The moment in the short flm when Shauna says she loves plastic deer with missing antlers provides a great starting point for the issues of consumerism, style, and female identity that you're engaging here. Your post provocatively raises questions about the relationship between entrepreneurial women's labor and the purchasing power behind an aesthetic sensibility that values the traditionally undervalued: the handmade, the repurposed, and the female. Like the faux bois objects that Shauna and Stephen sell on their Etsy site, the plastic deer marked by time and use appear to evoke a playfully debased notion of history and value, which I find very appealing as an idea, and, admittedly, as a consumer. Nevertheless, I was at first reluctant to buy the underlying suggestion here that stylish art-school makeovers could really rewrite the cultural status of women's handwork. It's difficult for me to see the story of women leaving the (conventional) workforce to do piecework as progressive, however sassy that piecework may be. Does refashioning the velvet handcuffs really make them any less handcuffs?

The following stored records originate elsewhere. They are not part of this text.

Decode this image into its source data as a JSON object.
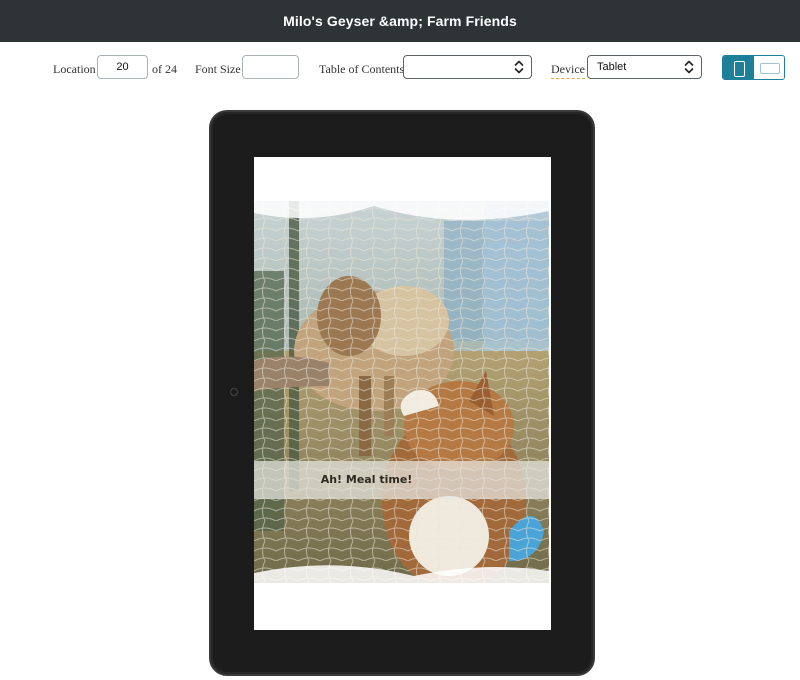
{
  "app": {
    "title": "Milo's Geyser &amp; Farm Friends"
  },
  "toolbar": {
    "location_label": "Location",
    "location_value": "20",
    "location_total": "of 24",
    "font_size_label": "Font Size",
    "font_size_value": "",
    "toc_label": "Table of Contents",
    "toc_value": "",
    "device_label": "Device",
    "device_value": "Tablet",
    "orientation": {
      "selected": "portrait",
      "options": [
        "portrait",
        "landscape"
      ]
    }
  },
  "page": {
    "caption": "Ah! Meal time!"
  },
  "colors": {
    "title_bar": "#2e3436",
    "accent": "#1e7f98",
    "tablet_body": "#1c1c1c",
    "device_label_underline": "#e8a34a"
  },
  "icons": {
    "select_chevron": "chevron-up-down-icon",
    "portrait": "portrait-orientation-icon",
    "landscape": "landscape-orientation-icon",
    "camera": "camera-dot-icon"
  }
}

I think the one potential answer can be found in the way you have joined your comments with Tara Young's short film. Young, who appears to have produced a number of short films for Etsy, is also an entreprenurial artist-producer whose work is supported by the Etsy economy. Her work reflects the DIY aesthetic while emphasizing the widening scope of female entrepreneurial productivity. I couldn't find any films or videos for sale on Etsy, but I would be very interested in seeing them expand the site to include these kinds of works as objects for sale. Though the site may be exhibiting these films in support of the micro-narratives about "quitting your day job" it is also employing that unusual commodity, the working female filmmaker, to sell the story. As those working in film and media studies know, we are in an entrepreneurial moment, and it seems to me crucially important that we acknowledge and support venues that employ and showcase the work of women artist-producers, whatever their role, in this upcycled discourse and marketplace.
a further thought, and a question
It would be really great if women started selling short videos on Etsy. Does anyone know of a place online where people can do this? I'm thinking of something more like an iTunes than a YouTube, but with the flavor and community of an Etsy.
Add new comment